## Calculating Specific Heat

Data collected during a constant-pressure calorimetry experiment can be used to calculate the heat capacity of an unknown substance. We already know our equation relating heat (q), specific heat capacity (C), and the change in observed temperature ([latex]\Delta T[/latex]) :

[latex]q=mC\Delta T[/latex]

We will now illustrate how to use this equation to calculate the specific heat capacity of a substance.

## Example 1

A student heats a 5.0 g sample of an unknown metal to a temperature of 207 [latex]^\circ[/latex]C, and then drops the sample into a coffee-cup calorimeter containing 36.0 g of water at 25.0 [latex]^\circ[/latex]C. After thermal equilibrium has been established, the final temperature of the water in the calorimeter is 26.0[latex]^\circ[/latex]C. What is the specific heat of the unknown metal? (The specific heat of water is 4.18 [latex]\frac {J} {g^\circ C}[/latex])

The walls of the coffee-cup calorimeter are assumed to be perfectly adiabatic, so we can assume that all of the heat from the metal was transferred to the water:

[latex]-q_{metal}=q_{water}[/latex]

Substituting in our above equation, we get:

[latex]-m_{metal}C_{metal} \Delta T_{metal}=m_{water}C_{water}\Delta T_{water}[/latex]

Then we can plug in our known values:

[latex]-(5.0\;g)C_{metal}(26.0^\circ C-207^\circ C)=(36.0\;g)(4.18\; \frac {J}{g^\circ C})(26.0^\circ C-25.0^\circ C)[/latex]

Solving for [latex]C_{metal}[/latex], we obtain

[latex]C_{metal}=0.166\; \frac {J} {g^\circ C}[/latex]

The specific heat capacity of the unknown metal is 0.166 [latex]\frac {J} {g ^\circ C}[/latex] .

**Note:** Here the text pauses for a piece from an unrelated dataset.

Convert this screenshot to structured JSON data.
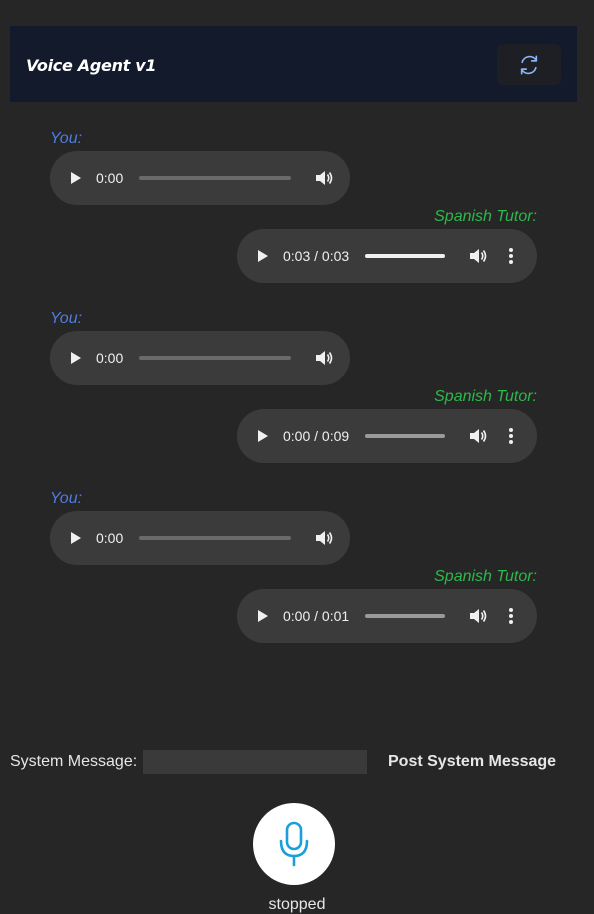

## Example 2

To determine the standard enthalpy of the reaction H^{+}(aq) + OH^{–}(aq) → H_{2}O(l), equal volumes of 0.1 M solutions of HCl and of NaOH can be combined initially at 25°C.

This process is exothermic and as a result, a certain amount of heat q_{P} will be released into the solution. The number of joules of heat released into each gram of the solution is calculated from the product of the rise in temperature and the specific heat capacity of water (assuming that the solution is dilute enough so that its specific heat capacity is *the same *as that of pure water’s). The total quantity of transferred heat can then be calculated by multiplying the result with the mass of the solution.

[latex]\Delta H=q_P = m_{sol'n}C_{water} \Delta T_{sol'n}[/latex]

Note that ΔH = q_{P} because the process is carried out at constant pressure.